A surgical or medical procedure mask will be effective to prevent the spread of virus. It will confer some protection to the user as well, but because it is not designed to be tight-fitting air can still leak in. Some studies show varying degrees of ability of different commonly found cloth materials (e.g. cotton t-shirt or sweatshirt, tea towel) at reducing aerosol penetration, but these are all much lower in effectiveness than a medical mask or a respirator. They also will not fit very well to the face, and may become even less effective when they become damp. However, although these are not front line forms of protection, they are viable alternatives for those in the general population given shortages of respirators and medical masks. They are not alternatives for staying at home, social distancing, or handwashing.
The best protection will come from an FFP3 respirator, but only if you have been fitted for one by a fit test professional. This because no matter how effective the material the respirator is at filtering out virus particles, if it doesn’t have a proper seal with your face, air can leak in. We have found that even an FFP3 respirator can let in more than 50% of aerosols if it doesn’t fit properly. Moving your head and talking can disturb the fit, as can repeatedly taking off and putting the mask back on. It is best to leave FFP3 respirators for care workers, as they will be on the frontlines and repeatedly exposed to the highest amount of virus in comparison to the rest of us. Note that a respirator with an exhalation valve should not be placed on a patient or person with infection, as this would allow the potential spread of infected aerosol from the patient.
Will I still need to social distance and wash my hands if I wear a mask?
Yes! Masks are a last line of defence.
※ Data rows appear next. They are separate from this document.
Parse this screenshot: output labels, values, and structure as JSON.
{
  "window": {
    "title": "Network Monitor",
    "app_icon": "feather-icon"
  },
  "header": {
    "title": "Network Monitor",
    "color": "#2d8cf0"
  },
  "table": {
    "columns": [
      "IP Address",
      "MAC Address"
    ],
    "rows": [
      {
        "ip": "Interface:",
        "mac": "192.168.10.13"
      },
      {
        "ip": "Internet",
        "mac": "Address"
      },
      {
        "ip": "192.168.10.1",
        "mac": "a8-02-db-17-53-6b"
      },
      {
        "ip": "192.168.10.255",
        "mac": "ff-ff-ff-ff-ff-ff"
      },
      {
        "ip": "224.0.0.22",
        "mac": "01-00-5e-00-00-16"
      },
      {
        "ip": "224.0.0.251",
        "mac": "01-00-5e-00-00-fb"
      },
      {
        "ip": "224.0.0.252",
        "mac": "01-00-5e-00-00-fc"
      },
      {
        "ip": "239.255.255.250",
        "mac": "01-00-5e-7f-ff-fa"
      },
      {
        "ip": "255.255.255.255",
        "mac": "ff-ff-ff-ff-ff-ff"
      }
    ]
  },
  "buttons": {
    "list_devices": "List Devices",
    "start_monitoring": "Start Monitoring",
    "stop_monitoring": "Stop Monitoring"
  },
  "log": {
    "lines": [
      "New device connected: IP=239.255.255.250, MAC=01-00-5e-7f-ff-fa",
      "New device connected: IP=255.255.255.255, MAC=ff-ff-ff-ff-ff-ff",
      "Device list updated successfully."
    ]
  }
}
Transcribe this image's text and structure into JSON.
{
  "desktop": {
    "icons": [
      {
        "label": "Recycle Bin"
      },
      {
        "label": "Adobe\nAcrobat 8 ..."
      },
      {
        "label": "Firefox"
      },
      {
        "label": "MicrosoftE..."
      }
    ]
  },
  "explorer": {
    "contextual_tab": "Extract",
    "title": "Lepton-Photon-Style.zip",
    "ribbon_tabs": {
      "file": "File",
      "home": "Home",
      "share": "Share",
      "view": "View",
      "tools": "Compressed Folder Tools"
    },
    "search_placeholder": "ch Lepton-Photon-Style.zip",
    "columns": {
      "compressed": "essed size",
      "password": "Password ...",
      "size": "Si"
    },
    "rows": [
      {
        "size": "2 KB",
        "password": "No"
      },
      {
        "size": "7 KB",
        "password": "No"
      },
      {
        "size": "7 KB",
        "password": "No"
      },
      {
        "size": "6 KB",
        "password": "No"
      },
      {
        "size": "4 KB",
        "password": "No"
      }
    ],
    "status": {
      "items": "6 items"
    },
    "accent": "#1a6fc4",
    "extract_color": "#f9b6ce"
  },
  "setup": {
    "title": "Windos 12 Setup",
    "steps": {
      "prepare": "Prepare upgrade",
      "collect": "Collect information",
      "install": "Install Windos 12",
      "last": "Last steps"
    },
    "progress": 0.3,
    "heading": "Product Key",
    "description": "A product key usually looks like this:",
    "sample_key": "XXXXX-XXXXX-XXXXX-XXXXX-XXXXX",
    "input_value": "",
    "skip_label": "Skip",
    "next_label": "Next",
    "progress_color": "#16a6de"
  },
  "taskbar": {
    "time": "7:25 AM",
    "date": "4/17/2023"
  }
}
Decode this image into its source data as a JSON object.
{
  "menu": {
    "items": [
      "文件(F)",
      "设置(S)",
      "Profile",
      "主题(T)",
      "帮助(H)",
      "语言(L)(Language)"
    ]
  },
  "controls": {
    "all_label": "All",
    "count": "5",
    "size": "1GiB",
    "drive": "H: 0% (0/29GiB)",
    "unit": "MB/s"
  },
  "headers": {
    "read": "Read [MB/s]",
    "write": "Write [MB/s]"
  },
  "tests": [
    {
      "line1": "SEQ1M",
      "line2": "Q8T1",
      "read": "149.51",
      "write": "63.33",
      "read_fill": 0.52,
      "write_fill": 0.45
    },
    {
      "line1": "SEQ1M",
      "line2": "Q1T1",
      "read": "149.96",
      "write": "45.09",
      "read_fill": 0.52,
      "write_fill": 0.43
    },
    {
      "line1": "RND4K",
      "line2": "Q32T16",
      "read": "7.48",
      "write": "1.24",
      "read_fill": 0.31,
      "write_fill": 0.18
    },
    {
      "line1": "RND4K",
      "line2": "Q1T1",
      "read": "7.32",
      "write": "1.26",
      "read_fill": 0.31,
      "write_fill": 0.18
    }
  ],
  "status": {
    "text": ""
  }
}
This is partly because people may not wear a mask correctly, and often people do not wear them consistently. Don’t remove it to talk to someone, or because it is uncomfortable, or wear it around your mouth only or your chin or forehead. Don’t move it and then put it back on. Once you put a mask on, you should not touch it, and you should not remove it until you are back home. You should remove it only by the straps and dispose of it. You still should stay at home, social distance, and wash your hands. This is because masks are not 100% effective and because you still touch surfaces which may have virus on them.
What if I’m not in a confined space, should I still wear a mask?
If you are not indoors (e.g. doing your grocery shopping, in public transport) you should still wear a mask. Anytime you may encounter people you should wear one. If you are alone out in nature or your garden with no one else nearby, you probably don’t need to wear one.Facemasks Efficiency Study - infographic